◆ Problem details: Which lines of the entries below hold the word "Square"? Report each of them.

○ ○ ○

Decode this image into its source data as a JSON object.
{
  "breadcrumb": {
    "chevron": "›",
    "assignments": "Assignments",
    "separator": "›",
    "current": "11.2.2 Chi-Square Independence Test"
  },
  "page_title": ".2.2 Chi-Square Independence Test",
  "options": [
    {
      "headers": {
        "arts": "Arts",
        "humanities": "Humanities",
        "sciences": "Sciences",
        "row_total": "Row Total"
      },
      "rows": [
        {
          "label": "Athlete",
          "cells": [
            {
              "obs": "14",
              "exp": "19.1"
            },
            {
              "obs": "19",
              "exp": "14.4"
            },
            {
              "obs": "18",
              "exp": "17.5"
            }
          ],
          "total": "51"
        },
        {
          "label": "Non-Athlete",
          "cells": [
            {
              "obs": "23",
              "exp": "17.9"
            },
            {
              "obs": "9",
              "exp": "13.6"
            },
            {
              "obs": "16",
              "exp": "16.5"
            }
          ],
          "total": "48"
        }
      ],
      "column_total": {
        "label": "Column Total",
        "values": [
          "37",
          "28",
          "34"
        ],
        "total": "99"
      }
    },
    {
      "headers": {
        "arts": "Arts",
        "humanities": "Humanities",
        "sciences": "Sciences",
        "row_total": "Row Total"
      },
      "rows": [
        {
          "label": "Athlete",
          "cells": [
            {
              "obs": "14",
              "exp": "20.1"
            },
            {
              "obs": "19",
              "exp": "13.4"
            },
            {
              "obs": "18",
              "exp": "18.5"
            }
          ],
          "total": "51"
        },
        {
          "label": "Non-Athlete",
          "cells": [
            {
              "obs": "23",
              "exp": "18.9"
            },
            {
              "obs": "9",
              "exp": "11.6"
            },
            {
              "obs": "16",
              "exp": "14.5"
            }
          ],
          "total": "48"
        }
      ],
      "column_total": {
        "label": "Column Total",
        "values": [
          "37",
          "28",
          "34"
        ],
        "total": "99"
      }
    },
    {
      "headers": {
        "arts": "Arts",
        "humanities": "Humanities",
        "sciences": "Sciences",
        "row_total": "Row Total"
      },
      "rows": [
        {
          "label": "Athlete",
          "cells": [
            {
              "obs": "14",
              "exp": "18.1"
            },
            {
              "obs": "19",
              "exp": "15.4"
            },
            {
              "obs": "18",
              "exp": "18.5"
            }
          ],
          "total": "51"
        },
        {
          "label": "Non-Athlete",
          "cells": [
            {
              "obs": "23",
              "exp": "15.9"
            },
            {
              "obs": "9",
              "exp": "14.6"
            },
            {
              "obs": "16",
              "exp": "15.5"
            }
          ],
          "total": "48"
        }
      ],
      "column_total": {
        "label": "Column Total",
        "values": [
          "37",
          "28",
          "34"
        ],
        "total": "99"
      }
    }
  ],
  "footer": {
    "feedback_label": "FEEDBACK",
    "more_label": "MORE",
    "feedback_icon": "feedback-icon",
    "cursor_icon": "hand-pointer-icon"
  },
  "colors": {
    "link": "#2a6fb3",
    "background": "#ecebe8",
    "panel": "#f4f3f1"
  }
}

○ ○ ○

◆ Exercise answer:
    "current": "11.2.2 Chi-Square Independence Test"
  "page_title": ".2.2 Chi-Square Independence Test",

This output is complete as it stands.